EXERCISE:
Pick each line containing the word "this" out of the data below.

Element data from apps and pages
━━━

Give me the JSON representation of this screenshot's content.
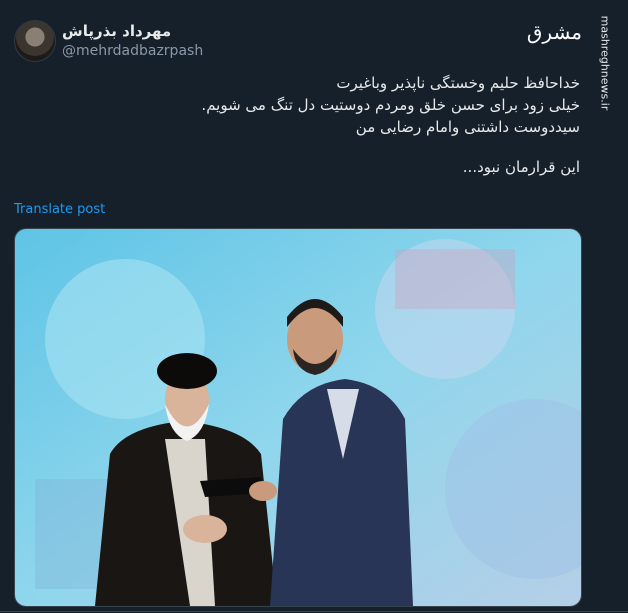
{
  "author": {
    "name": "مهرداد بذرپاش",
    "handle": "@mehrdadbazrpash"
  },
  "watermark": {
    "logo_text": "مشرق",
    "site": "mashreghnews.ir"
  },
  "tweet": {
    "lines": [
      "خداحافظ حلیم وخستگی ناپذیر وباغیرت",
      "خیلی زود برای حسن خلق ومردم دوستیت دل تنگ می شویم.",
      "سیددوست داشتنی وامام رضایی من",
      "این قرارمان نبود..."
    ]
  },
  "translate_label": "Translate post",
  "colors": {
    "background": "#15202b",
    "text": "#e7e9ea",
    "secondary": "#8b98a5",
    "link": "#1d9bf0",
    "border": "#38444d"
  }
}
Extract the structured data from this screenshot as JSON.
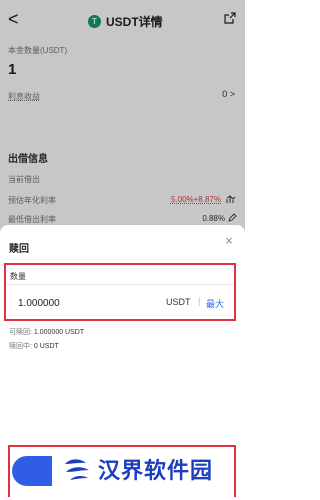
{
  "nav": {
    "back_glyph": "<",
    "coin_symbol": "T",
    "title": "USDT详情",
    "share_icon": "share-icon"
  },
  "summary": {
    "principal_label": "本金数量(USDT)",
    "principal_value": "1",
    "interest_label": "利息收益",
    "interest_value": "0 >"
  },
  "lending": {
    "section_title": "出借信息",
    "rows": [
      {
        "label": "当前借出",
        "value": ""
      },
      {
        "label": "预估年化利率",
        "value": "5.00%+8.87%"
      },
      {
        "label": "最低借出利率",
        "value": "0.88%"
      }
    ]
  },
  "redeem_sheet": {
    "title": "赎回",
    "close_glyph": "×",
    "quantity_label": "数量",
    "input_value": "1.000000",
    "unit": "USDT",
    "divider": "|",
    "max_label": "最大",
    "redeemable_label": "可赎回:",
    "redeemable_value": "1.000000 USDT",
    "redeeming_label": "赎回中:",
    "redeeming_value": "0 USDT"
  },
  "watermark": {
    "text": "汉界软件园"
  },
  "colors": {
    "accent_red": "#e2313c",
    "primary_blue": "#2f5de6",
    "link_blue": "#2f6fe4",
    "coin_green": "#139b77"
  }
}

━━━

EXERCISE SOLUTION:
Give me the JSON representation of this screenshot's content.
Extract the structured data from this screenshot as JSON.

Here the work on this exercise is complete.